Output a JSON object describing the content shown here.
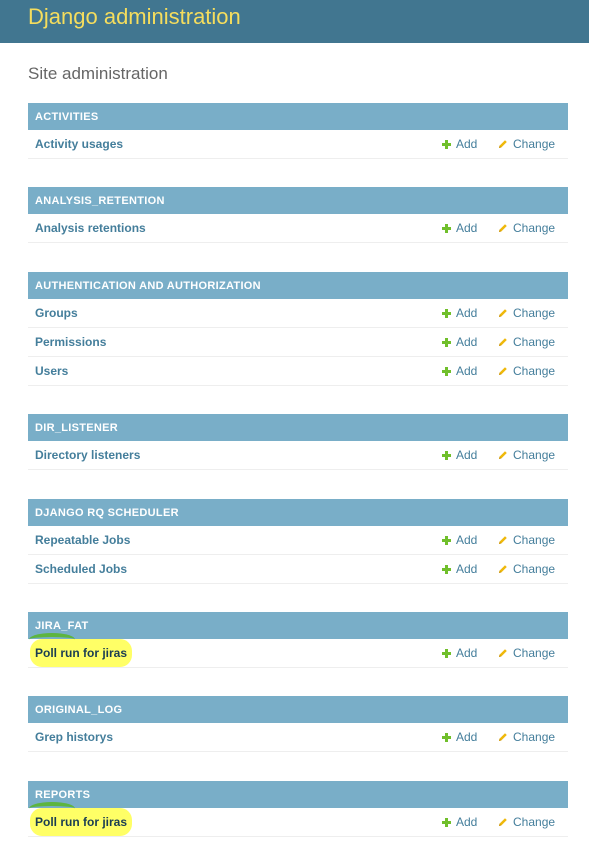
{
  "header": {
    "branding": "Django administration"
  },
  "page_title": "Site administration",
  "common": {
    "add_label": "Add",
    "change_label": "Change"
  },
  "colors": {
    "header_bg": "#417690",
    "branding": "#f5dd5d",
    "caption_bg": "#79aec8",
    "link": "#447e9b",
    "add_icon": "#70bf2b",
    "change_icon": "#efb80b",
    "highlight": "#ffff66"
  },
  "modules": [
    {
      "caption": "Activities",
      "models": [
        {
          "name": "Activity usages"
        }
      ]
    },
    {
      "caption": "Analysis_retention",
      "models": [
        {
          "name": "Analysis retentions"
        }
      ]
    },
    {
      "caption": "Authentication and Authorization",
      "models": [
        {
          "name": "Groups"
        },
        {
          "name": "Permissions"
        },
        {
          "name": "Users"
        }
      ]
    },
    {
      "caption": "Dir_listener",
      "models": [
        {
          "name": "Directory listeners"
        }
      ]
    },
    {
      "caption": "Django RQ Scheduler",
      "models": [
        {
          "name": "Repeatable Jobs"
        },
        {
          "name": "Scheduled Jobs"
        }
      ]
    },
    {
      "caption": "Jira_fat",
      "models": [
        {
          "name": "Poll run for jiras",
          "highlighted": true
        }
      ]
    },
    {
      "caption": "Original_log",
      "models": [
        {
          "name": "Grep historys"
        }
      ]
    },
    {
      "caption": "Reports",
      "models": [
        {
          "name": "Poll run for jiras",
          "highlighted": true
        }
      ]
    }
  ]
}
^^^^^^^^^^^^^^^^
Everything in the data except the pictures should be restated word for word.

• **YOUR SOLUTION**
Output a JSON object describing the content shown here.
{
  "header": {
    "branding": "Django administration"
  },
  "page_title": "Site administration",
  "common": {
    "add_label": "Add",
    "change_label": "Change"
  },
  "colors": {
    "header_bg": "#417690",
    "branding": "#f5dd5d",
    "caption_bg": "#79aec8",
    "link": "#447e9b",
    "add_icon": "#70bf2b",
    "change_icon": "#efb80b",
    "highlight": "#ffff66"
  },
  "modules": [
    {
      "caption": "Activities",
      "models": [
        {
          "name": "Activity usages"
        }
      ]
    },
    {
      "caption": "Analysis_retention",
      "models": [
        {
          "name": "Analysis retentions"
        }
      ]
    },
    {
      "caption": "Authentication and Authorization",
      "models": [
        {
          "name": "Groups"
        },
        {
          "name": "Permissions"
        },
        {
          "name": "Users"
        }
      ]
    },
    {
      "caption": "Dir_listener",
      "models": [
        {
          "name": "Directory listeners"
        }
      ]
    },
    {
      "caption": "Django RQ Scheduler",
      "models": [
        {
          "name": "Repeatable Jobs"
        },
        {
          "name": "Scheduled Jobs"
        }
      ]
    },
    {
      "caption": "Jira_fat",
      "models": [
        {
          "name": "Poll run for jiras",
          "highlighted": true
        }
      ]
    },
    {
      "caption": "Original_log",
      "models": [
        {
          "name": "Grep historys"
        }
      ]
    },
    {
      "caption": "Reports",
      "models": [
        {
          "name": "Poll run for jiras",
          "highlighted": true
        }
      ]
    }
  ]
}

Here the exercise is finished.